The Bronx-based International Salsa Museum® (ISM) powers promise to open in The Bronx and continue to lead the charge to preserve and advance the legacy of Latin music history.
The cultural institute said on Monday that it is hosting another year of immersive programming — scholarships, digital experiences and in-person events with new awareness partners by their side, starting this spring, with a year-long centennial tribute to the prolific contributions of Latin jazz and salsa pioneer, Tito Puente.
Since forming in 2021, the cultural institute said it has built a “commendable case” for its establishment, while generating endorsements from a wide range of local residents, merchants, stakeholders and government officials — scoring over 10, 000 signatures of support, all envisioning how the Bronx will be uplifted, both economically, and in spirit, by housing a state-of-the-art museum like ISM.
“The International Salsa Museum will be the only museum dedicated solely to preserving Latin American music traditions and honoring the paramount role Latinos have played in shaping pop culture”, said Willy Rodriguez, ISM’s co-founder and executive director.
“Although it will take years for us to break ground, the time is now to harness our energy to make The Bronx, ISM’s home, elevating the borough’s musical legacy worldwide, and empowering deserving local residents with a hub primed for continued cultural advancement,” he added.
Last year, ISM held its first pop-up museum event during the 20th New York International Salsa Congress, one of the world’s most prominent Latin dance events, attended by 7, 000 enthusiasts.
ISM highlighted the week of events honoring salsa icon Víctor Manuelle for his outstanding three-decade-long career and dedication to advancing the genre’s legacy.
“The Puerto Rican singer met with fans, surprised guests with an electrifying impromptu performance, and publicly endorsed the importance of opening The International Salsa Museum,” ISM said.
It said the pop-up returns Labor Day weekend 2023 to Times Square, and, this time, open to the public.

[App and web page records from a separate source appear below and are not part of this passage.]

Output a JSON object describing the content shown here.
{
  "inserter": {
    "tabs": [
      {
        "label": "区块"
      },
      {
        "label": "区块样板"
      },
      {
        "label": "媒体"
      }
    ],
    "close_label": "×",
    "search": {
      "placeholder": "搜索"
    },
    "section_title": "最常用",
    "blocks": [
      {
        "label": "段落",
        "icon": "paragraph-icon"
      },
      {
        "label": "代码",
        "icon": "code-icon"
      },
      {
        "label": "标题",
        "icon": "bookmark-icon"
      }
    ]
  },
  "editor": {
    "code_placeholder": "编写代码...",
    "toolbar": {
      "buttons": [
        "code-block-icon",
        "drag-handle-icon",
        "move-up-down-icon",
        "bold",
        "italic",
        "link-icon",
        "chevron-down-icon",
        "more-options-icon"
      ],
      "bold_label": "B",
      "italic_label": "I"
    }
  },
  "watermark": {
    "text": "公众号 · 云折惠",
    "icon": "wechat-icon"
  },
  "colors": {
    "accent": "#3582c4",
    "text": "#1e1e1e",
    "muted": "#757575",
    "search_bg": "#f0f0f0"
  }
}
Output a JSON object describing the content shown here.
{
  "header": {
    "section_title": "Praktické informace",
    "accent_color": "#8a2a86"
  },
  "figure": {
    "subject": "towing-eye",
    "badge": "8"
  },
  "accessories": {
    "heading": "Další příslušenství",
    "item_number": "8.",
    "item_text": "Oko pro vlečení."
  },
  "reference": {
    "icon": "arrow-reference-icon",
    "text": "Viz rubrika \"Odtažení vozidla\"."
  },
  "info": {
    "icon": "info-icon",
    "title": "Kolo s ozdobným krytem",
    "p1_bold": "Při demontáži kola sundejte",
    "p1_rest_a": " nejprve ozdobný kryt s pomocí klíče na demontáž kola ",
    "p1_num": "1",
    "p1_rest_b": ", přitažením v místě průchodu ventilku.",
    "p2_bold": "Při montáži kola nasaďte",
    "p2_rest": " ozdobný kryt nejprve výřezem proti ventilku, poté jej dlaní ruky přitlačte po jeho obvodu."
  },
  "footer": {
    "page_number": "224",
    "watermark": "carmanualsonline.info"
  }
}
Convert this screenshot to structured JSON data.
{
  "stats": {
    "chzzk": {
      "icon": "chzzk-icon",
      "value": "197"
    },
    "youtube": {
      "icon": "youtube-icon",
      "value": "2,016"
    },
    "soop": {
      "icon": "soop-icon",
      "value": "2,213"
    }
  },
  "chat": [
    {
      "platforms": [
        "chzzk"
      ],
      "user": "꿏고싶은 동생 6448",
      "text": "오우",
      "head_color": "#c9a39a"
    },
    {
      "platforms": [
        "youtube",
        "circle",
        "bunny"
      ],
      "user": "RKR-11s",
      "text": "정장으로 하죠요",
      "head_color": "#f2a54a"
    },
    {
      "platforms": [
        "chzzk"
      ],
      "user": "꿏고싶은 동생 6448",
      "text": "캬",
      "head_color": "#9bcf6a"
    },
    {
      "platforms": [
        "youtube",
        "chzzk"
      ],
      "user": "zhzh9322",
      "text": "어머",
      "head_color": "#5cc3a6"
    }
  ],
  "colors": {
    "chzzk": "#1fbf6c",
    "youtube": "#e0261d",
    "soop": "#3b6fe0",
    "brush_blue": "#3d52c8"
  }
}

ISM said it fuses music history preservation and empowerment to honor Latin music legends, support contemporary artists and “extol the virtues of unsung heroes of the past and the present.”
It said these initiatives, which launched in New York City, will ultimately expand worldwide.
For more information on ISM’s upcoming programs, concerts, virtual tours, artist collaborations, and debut catalog of relics, please visit internationalsalsamuseum.org and follow @IntlSalsaMuseum.